Assigned task: Where an image appears, leave it out; otherwise repeat the data exactly.

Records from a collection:

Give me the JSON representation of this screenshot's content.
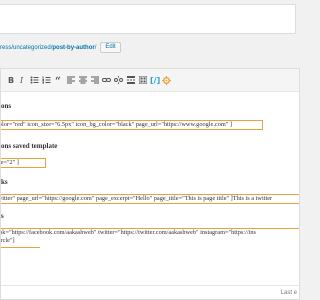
{
  "permalink": {
    "prefix": "ress/uncategorized/",
    "slug": "post-by-author",
    "suffix": "/",
    "edit_label": "Edit"
  },
  "toolbar": {
    "icons": [
      "bold-icon",
      "italic-icon",
      "bulleted-list-icon",
      "numbered-list-icon",
      "blockquote-icon",
      "align-left-icon",
      "align-center-icon",
      "align-right-icon",
      "link-icon",
      "unlink-icon",
      "read-more-icon",
      "toolbar-toggle-icon",
      "shortcode-icon",
      "settings-icon"
    ]
  },
  "content": {
    "heading_1": "ons",
    "shortcode_1": "color=\"red\" icon_size=\"6.5px\" icon_bg_color=\"black\" page_url=\"https://www.google.com\" ]",
    "heading_2": "ons saved template",
    "shortcode_2": "ate=\"2\" ]",
    "heading_3": "ks",
    "shortcode_3": "twitter\" page_url=\"https://google.com\" page_excerpt=\"Hello\" page_title=\"This is page title\" ]This is a twitter",
    "heading_4": "s",
    "shortcode_4_line1": "ook=\"https://facebook.com/aakashweb\" twitter=\"https://twitter.com/aakashweb\" instagram=\"https://ins",
    "shortcode_4_line2": "circle\"]"
  },
  "status": {
    "text": "Last e"
  }
}
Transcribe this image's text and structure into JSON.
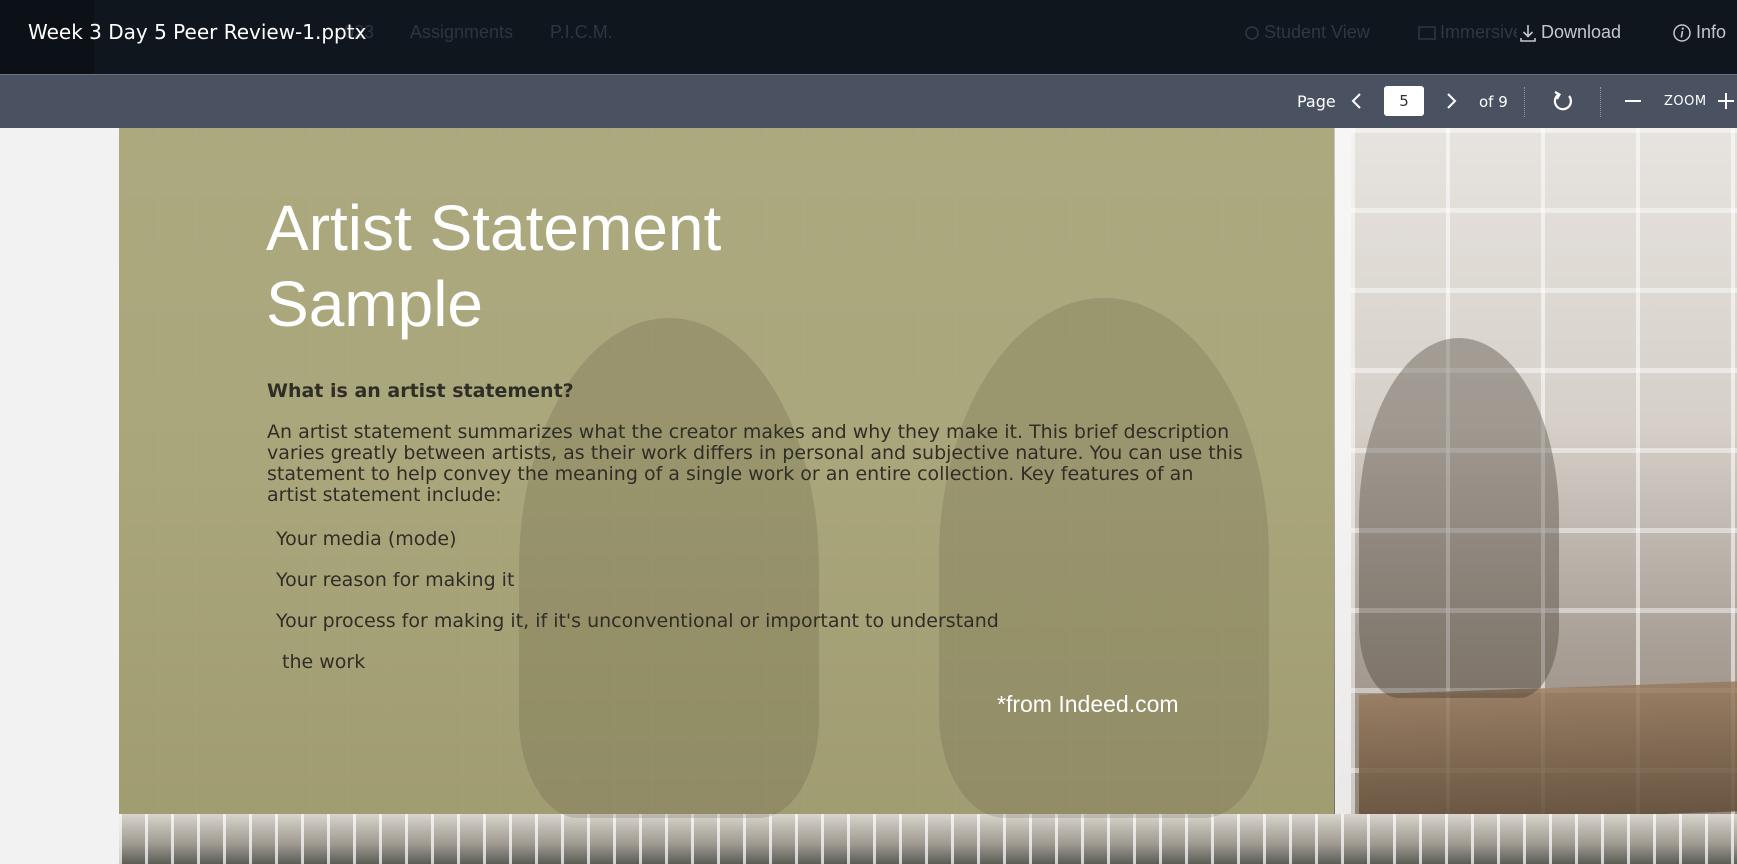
{
  "header": {
    "file_title": "Week 3 Day 5 Peer Review-1.pptx",
    "background_nav": [
      "023",
      "Assignments",
      "P.I.C.M."
    ],
    "actions": {
      "student_view": "Student View",
      "immersive": "Immersive",
      "download": "Download",
      "info": "Info"
    }
  },
  "toolbar": {
    "page_label": "Page",
    "current_page": "5",
    "page_total": "of 9",
    "zoom_label": "ZOOM"
  },
  "slide": {
    "title_line1": "Artist Statement",
    "title_line2": "Sample",
    "question": "What is an artist statement?",
    "body": "An artist statement summarizes what the creator makes and why they make it. This brief description varies greatly between artists, as their work differs in personal and subjective nature. You can use this statement to help convey the meaning of a single work or an entire collection. Key features of an artist statement include:",
    "features": [
      "Your media (mode)",
      "Your reason for making it",
      "Your process for making it, if it's unconventional or important to understand",
      "the work"
    ],
    "source": "*from Indeed.com"
  },
  "colors": {
    "topbar": "#10161d",
    "toolbar": "#4a5261",
    "slide_overlay": "#a8a474",
    "title_text": "#ffffff",
    "body_text": "#2f2e26"
  },
  "icons": {
    "download": "download-icon",
    "info": "info-icon",
    "prev_page": "chevron-left-icon",
    "next_page": "chevron-right-icon",
    "rotate": "rotate-icon",
    "zoom_out": "minus-icon",
    "zoom_in": "plus-icon"
  }
}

Task result:
Give me the JSON representation of this screenshot's content.
{
  "permalink": {
    "prefix": "ress/uncategorized/",
    "slug": "post-by-author",
    "suffix": "/",
    "edit_label": "Edit"
  },
  "toolbar": {
    "icons": [
      "bold-icon",
      "italic-icon",
      "bulleted-list-icon",
      "numbered-list-icon",
      "blockquote-icon",
      "align-left-icon",
      "align-center-icon",
      "align-right-icon",
      "link-icon",
      "unlink-icon",
      "read-more-icon",
      "toolbar-toggle-icon",
      "shortcode-icon",
      "settings-icon"
    ]
  },
  "content": {
    "heading_1": "ons",
    "shortcode_1": "color=\"red\" icon_size=\"6.5px\" icon_bg_color=\"black\" page_url=\"https://www.google.com\" ]",
    "heading_2": "ons saved template",
    "shortcode_2": "ate=\"2\" ]",
    "heading_3": "ks",
    "shortcode_3": "twitter\" page_url=\"https://google.com\" page_excerpt=\"Hello\" page_title=\"This is page title\" ]This is a twitter",
    "heading_4": "s",
    "shortcode_4_line1": "ook=\"https://facebook.com/aakashweb\" twitter=\"https://twitter.com/aakashweb\" instagram=\"https://ins",
    "shortcode_4_line2": "circle\"]"
  },
  "status": {
    "text": "Last e"
  }
}
Transcribe this image's text and structure into JSON.
{
  "header": {
    "file_title": "Week 3 Day 5 Peer Review-1.pptx",
    "background_nav": [
      "023",
      "Assignments",
      "P.I.C.M."
    ],
    "actions": {
      "student_view": "Student View",
      "immersive": "Immersive",
      "download": "Download",
      "info": "Info"
    }
  },
  "toolbar": {
    "page_label": "Page",
    "current_page": "5",
    "page_total": "of 9",
    "zoom_label": "ZOOM"
  },
  "slide": {
    "title_line1": "Artist Statement",
    "title_line2": "Sample",
    "question": "What is an artist statement?",
    "body": "An artist statement summarizes what the creator makes and why they make it. This brief description varies greatly between artists, as their work differs in personal and subjective nature. You can use this statement to help convey the meaning of a single work or an entire collection. Key features of an artist statement include:",
    "features": [
      "Your media (mode)",
      "Your reason for making it",
      "Your process for making it, if it's unconventional or important to understand",
      "the work"
    ],
    "source": "*from Indeed.com"
  },
  "colors": {
    "topbar": "#10161d",
    "toolbar": "#4a5261",
    "slide_overlay": "#a8a474",
    "title_text": "#ffffff",
    "body_text": "#2f2e26"
  },
  "icons": {
    "download": "download-icon",
    "info": "info-icon",
    "prev_page": "chevron-left-icon",
    "next_page": "chevron-right-icon",
    "rotate": "rotate-icon",
    "zoom_out": "minus-icon",
    "zoom_in": "plus-icon"
  }
}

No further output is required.